*** Begin section ***

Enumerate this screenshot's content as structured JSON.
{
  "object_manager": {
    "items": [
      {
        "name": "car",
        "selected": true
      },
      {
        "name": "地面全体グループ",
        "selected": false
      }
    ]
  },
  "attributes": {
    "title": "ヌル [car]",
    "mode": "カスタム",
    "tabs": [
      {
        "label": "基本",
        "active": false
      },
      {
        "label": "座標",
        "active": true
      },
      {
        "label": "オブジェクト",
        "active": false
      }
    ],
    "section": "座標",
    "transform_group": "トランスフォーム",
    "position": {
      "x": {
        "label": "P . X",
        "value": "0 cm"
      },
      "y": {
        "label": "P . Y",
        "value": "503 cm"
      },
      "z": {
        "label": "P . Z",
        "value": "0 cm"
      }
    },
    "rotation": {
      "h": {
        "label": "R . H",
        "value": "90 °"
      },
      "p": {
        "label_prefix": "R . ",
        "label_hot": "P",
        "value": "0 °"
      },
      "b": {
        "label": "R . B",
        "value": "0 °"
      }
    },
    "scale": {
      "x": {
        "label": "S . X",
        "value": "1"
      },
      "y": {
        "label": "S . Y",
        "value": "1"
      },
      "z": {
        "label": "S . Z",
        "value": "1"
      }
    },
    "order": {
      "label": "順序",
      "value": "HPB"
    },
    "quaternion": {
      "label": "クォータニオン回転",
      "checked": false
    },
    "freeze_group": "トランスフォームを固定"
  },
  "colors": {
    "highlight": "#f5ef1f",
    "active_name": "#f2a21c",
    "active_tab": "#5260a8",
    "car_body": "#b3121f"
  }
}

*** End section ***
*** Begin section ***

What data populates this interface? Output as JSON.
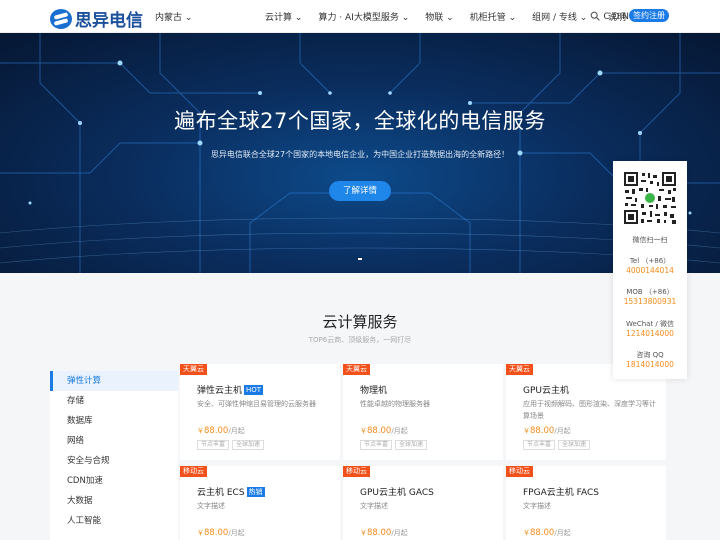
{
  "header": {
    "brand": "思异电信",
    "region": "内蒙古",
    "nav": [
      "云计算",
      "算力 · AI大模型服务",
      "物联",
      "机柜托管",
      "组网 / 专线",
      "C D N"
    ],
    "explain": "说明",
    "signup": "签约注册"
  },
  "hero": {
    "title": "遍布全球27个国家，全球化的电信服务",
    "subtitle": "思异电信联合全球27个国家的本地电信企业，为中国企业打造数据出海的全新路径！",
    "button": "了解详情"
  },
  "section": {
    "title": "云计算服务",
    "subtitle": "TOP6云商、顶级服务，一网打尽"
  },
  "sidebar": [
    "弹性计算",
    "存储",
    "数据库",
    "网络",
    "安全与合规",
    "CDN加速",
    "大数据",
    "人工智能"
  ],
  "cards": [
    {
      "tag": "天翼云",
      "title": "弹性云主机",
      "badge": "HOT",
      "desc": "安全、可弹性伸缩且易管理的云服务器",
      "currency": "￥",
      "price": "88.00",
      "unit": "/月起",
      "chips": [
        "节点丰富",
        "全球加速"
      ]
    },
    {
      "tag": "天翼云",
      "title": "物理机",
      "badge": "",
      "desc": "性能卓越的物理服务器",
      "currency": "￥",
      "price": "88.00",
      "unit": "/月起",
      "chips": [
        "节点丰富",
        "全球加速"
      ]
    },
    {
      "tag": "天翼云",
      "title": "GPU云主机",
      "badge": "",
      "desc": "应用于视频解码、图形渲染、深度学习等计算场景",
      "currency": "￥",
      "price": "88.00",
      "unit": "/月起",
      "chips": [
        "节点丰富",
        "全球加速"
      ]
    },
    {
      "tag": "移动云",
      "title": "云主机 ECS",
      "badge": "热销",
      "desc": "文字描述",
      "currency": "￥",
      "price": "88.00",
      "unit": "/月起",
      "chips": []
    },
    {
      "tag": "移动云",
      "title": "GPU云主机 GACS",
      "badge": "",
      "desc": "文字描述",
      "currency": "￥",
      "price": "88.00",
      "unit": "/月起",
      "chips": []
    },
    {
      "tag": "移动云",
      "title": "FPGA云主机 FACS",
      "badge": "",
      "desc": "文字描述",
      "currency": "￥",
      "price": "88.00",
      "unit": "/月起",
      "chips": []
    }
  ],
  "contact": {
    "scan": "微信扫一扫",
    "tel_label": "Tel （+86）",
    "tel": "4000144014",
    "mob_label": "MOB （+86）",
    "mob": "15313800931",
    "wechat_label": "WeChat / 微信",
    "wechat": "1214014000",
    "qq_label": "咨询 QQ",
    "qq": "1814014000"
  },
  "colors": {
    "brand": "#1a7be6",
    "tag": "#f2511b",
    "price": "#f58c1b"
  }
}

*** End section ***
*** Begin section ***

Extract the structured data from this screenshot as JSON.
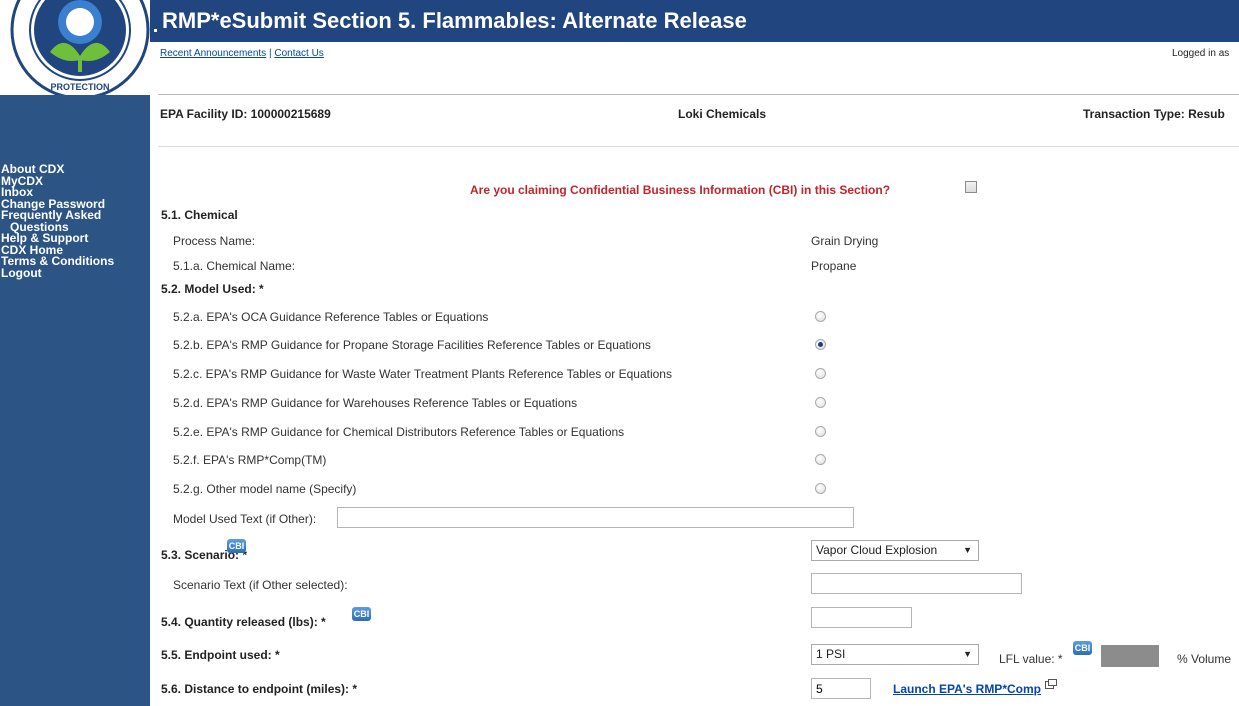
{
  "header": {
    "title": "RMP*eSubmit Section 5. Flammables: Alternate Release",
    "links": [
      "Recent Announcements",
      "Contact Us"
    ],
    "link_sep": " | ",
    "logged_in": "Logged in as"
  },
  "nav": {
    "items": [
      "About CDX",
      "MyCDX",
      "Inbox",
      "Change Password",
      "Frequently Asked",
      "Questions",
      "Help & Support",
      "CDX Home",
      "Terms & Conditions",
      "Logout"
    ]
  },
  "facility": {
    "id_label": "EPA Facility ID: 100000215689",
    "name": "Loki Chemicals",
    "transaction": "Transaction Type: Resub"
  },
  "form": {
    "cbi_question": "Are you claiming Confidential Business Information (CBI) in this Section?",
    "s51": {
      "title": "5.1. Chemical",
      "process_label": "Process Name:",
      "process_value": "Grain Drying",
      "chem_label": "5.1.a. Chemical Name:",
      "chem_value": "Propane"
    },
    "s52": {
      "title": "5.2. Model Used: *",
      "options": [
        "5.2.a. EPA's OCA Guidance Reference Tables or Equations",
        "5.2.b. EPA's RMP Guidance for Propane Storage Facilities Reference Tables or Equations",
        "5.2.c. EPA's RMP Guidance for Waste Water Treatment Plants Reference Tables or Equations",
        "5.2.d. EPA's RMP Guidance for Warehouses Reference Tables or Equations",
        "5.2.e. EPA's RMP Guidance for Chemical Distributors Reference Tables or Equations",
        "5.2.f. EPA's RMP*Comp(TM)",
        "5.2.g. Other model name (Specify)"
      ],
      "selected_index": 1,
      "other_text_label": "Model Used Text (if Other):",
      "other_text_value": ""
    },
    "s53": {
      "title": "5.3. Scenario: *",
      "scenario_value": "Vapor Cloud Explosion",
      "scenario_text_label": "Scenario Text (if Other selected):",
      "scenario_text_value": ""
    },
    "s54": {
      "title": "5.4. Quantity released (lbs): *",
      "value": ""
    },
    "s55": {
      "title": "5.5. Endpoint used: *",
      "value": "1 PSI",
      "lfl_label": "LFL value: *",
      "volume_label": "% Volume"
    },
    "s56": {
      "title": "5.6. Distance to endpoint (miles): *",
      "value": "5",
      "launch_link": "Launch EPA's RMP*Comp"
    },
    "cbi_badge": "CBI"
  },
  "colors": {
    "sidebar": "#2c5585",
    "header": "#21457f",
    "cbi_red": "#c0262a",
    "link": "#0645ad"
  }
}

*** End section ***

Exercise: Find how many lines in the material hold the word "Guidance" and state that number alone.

Exercise output: 5